Sunday, September 14, 2008
Primo Levi, Survival in Auschwitz, translated by Stuart Woolin (New York: Simon and Schuster, Touchstone edition, 1996) p. 44: “. . . it is in the normal order of things that the privileged oppress the unprivileged: the social structure of the camp is based on this human law.” (Cf. The Drowned and the Saved, p. 41.)
P. 60: recurrent dream he and other prisoners have is of being freed and trying to tell one’s story, but not being heard: “. . . my listeners do not follow me. In fact they are completely indifferent: they speak confusedly of other things among themselves, as if I was not there. My sister looks at me, gets up and goes away without a word.”
Ch. 9 is called “The Drowned and the Saved,” the title of Levi’s last book. On p. 88, he offers the following characterization of “the drowned,” after remarking that, outside the camps, it is rare to encounter any “drowned”: to be drowned is to experience a complete exhaustion of all one’s resources, and to come to complete “shipwreck, of total inadequacy in the face of life.”
Tuesday, September 16, 2008

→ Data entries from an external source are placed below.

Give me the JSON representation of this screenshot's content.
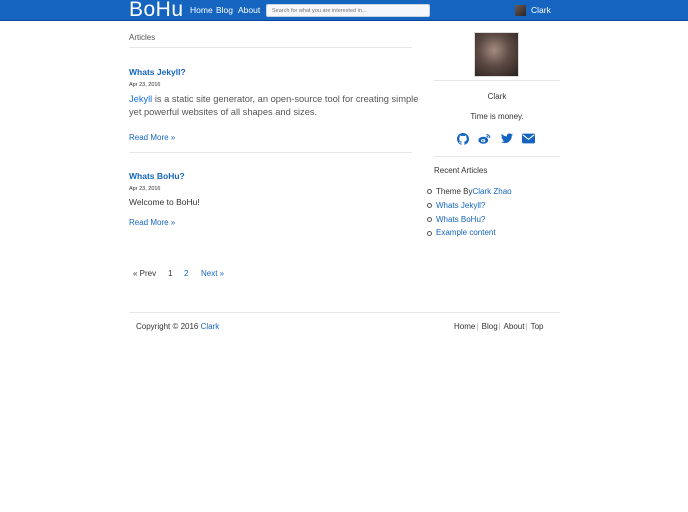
{
  "navbar": {
    "brand": "BoHu",
    "links": [
      "Home",
      "Blog",
      "About"
    ],
    "search_placeholder": "Search for what you are interested in...",
    "user_name": "Clark",
    "bg_color": "#1565c0"
  },
  "main": {
    "section_title": "Articles",
    "posts": [
      {
        "title": "Whats Jekyll?",
        "date": "Apr 23, 2016",
        "excerpt_link": "Jekyll",
        "excerpt_line1_rest": " is a static site generator, an open-source tool for creating simple",
        "excerpt_line2": "yet powerful websites of all shapes and sizes.",
        "read_more": "Read More »"
      },
      {
        "title": "Whats BoHu?",
        "date": "Apr 23, 2016",
        "excerpt": "Welcome to BoHu!",
        "read_more": "Read More »"
      }
    ],
    "pagination": {
      "prev": "« Prev",
      "pages": [
        "1",
        "2"
      ],
      "next": "Next »"
    }
  },
  "sidebar": {
    "name": "Clark",
    "motto": "Time is money.",
    "social_icons": [
      "github-icon",
      "weibo-icon",
      "twitter-icon",
      "mail-icon"
    ],
    "recent_title": "Recent Articles",
    "recent": [
      {
        "prefix": "Theme By ",
        "link": "Clark Zhao"
      },
      {
        "prefix": "",
        "link": "Whats Jekyll?"
      },
      {
        "prefix": "",
        "link": "Whats BoHu?"
      },
      {
        "prefix": "",
        "link": "Example content"
      }
    ]
  },
  "footer": {
    "copyright": "Copyright © 2016 ",
    "author_link": "Clark",
    "links": [
      "Home",
      "Blog",
      "About",
      "Top"
    ],
    "separator": "|"
  },
  "colors": {
    "accent": "#1565c0",
    "text": "#333333",
    "divider": "#e7e7e7"
  }
}
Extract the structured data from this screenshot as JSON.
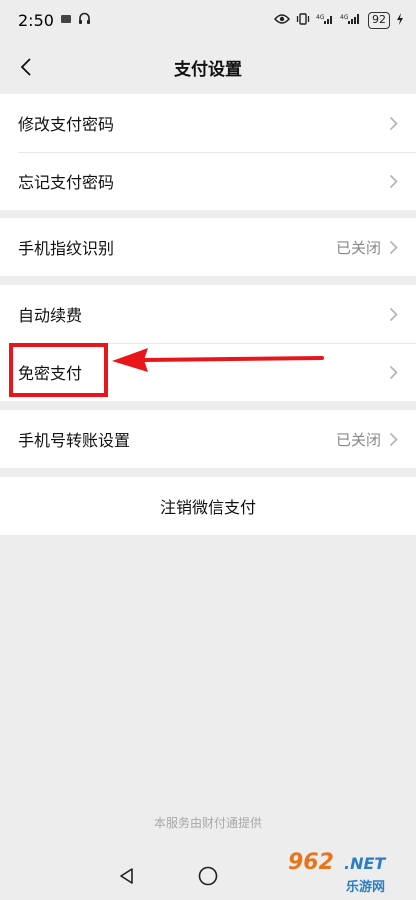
{
  "status_bar": {
    "time": "2:50",
    "battery": "92",
    "icons": [
      "notification-icon",
      "headphones-icon",
      "eye-icon",
      "vibrate-icon",
      "signal-4g-icon",
      "signal-4g-2-icon",
      "charging-icon"
    ]
  },
  "header": {
    "title": "支付设置"
  },
  "groups": {
    "password": {
      "change_label": "修改支付密码",
      "forgot_label": "忘记支付密码"
    },
    "fingerprint": {
      "label": "手机指纹识别",
      "value": "已关闭"
    },
    "renewal": {
      "auto_label": "自动续费",
      "nopw_label": "免密支付"
    },
    "phone_transfer": {
      "label": "手机号转账设置",
      "value": "已关闭"
    },
    "deregister": {
      "label": "注销微信支付"
    }
  },
  "footer": {
    "provider": "本服务由财付通提供"
  },
  "annotation": {
    "highlight_color": "#e8161b"
  },
  "watermark": {
    "number": "962",
    "domain": ".NET",
    "name": "乐游网"
  }
}
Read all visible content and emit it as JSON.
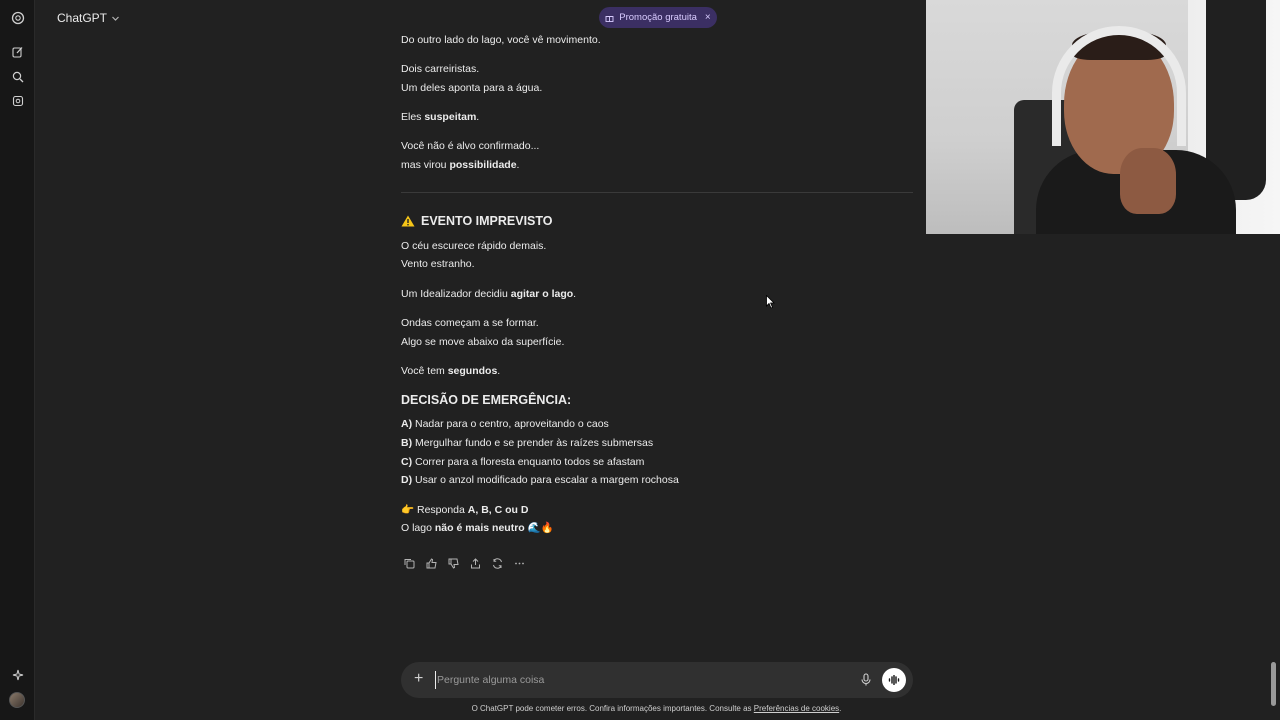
{
  "header": {
    "title": "ChatGPT",
    "promo_label": "Promoção gratuita",
    "promo_close": "×"
  },
  "message": {
    "block1": [
      {
        "t": "Do outro lado do lago, você vê movimento."
      },
      {
        "t": "Dois carreiristas."
      },
      {
        "t": "Um deles aponta para a água."
      },
      {
        "pre": "Eles ",
        "b": "suspeitam",
        "post": "."
      },
      {
        "t": "Você não é alvo confirmado..."
      },
      {
        "pre": "mas virou ",
        "b": "possibilidade",
        "post": "."
      }
    ],
    "event_title": "EVENTO IMPREVISTO",
    "block2": [
      {
        "t": "O céu escurece rápido demais."
      },
      {
        "t": "Vento estranho."
      },
      {
        "pre": "Um Idealizador decidiu ",
        "b": "agitar o lago",
        "post": "."
      },
      {
        "t": "Ondas começam a se formar."
      },
      {
        "t": "Algo se move abaixo da superfície."
      },
      {
        "pre": "Você tem ",
        "b": "segundos",
        "post": "."
      }
    ],
    "decision_title": "DECISÃO DE EMERGÊNCIA:",
    "options": [
      {
        "key": "A)",
        "text": " Nadar para o centro, aproveitando o caos"
      },
      {
        "key": "B)",
        "text": " Mergulhar fundo e se prender às raízes submersas"
      },
      {
        "key": "C)",
        "text": " Correr para a floresta enquanto todos se afastam"
      },
      {
        "key": "D)",
        "text": " Usar o anzol modificado para escalar a margem rochosa"
      }
    ],
    "respond": {
      "emoji": "👉",
      "pre": " Responda ",
      "b": "A, B, C ou D"
    },
    "closing": {
      "pre": "O lago ",
      "b": "não é mais neutro",
      "post": " 🌊🔥"
    }
  },
  "composer": {
    "placeholder": "Pergunte alguma coisa"
  },
  "footer": {
    "text": "O ChatGPT pode cometer erros. Confira informações importantes. Consulte as ",
    "link": "Preferências de cookies",
    "end": "."
  },
  "icons": {
    "rail": [
      "openai-logo-icon",
      "new-chat-icon",
      "search-icon",
      "library-icon",
      "sparkle-icon"
    ],
    "actions": [
      "copy-icon",
      "thumbs-up-icon",
      "thumbs-down-icon",
      "share-icon",
      "regenerate-icon",
      "more-icon"
    ]
  },
  "colors": {
    "background": "#212121",
    "sidebar": "#171717",
    "promo_bg": "#3b2f63",
    "promo_text": "#d9ccff",
    "warning": "#f5c518"
  }
}
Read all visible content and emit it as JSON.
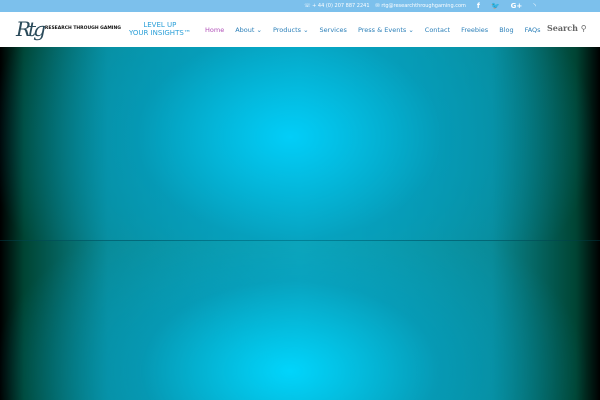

Levi, Auschwitz, pp. 129-130, tells of fellow prisoner Kuhn, who prays thanks to God after a “selection” that has not selected him. P. 130: “Does Kuhn not understand that what has happened today is an abomination, which no propitiatory prayer, no pardon, no expiation by the guilty, nothing at all in the power of man can ever clean again?” (Levi adds: “If I was God, I would spit at Kuhn’s prayer.”)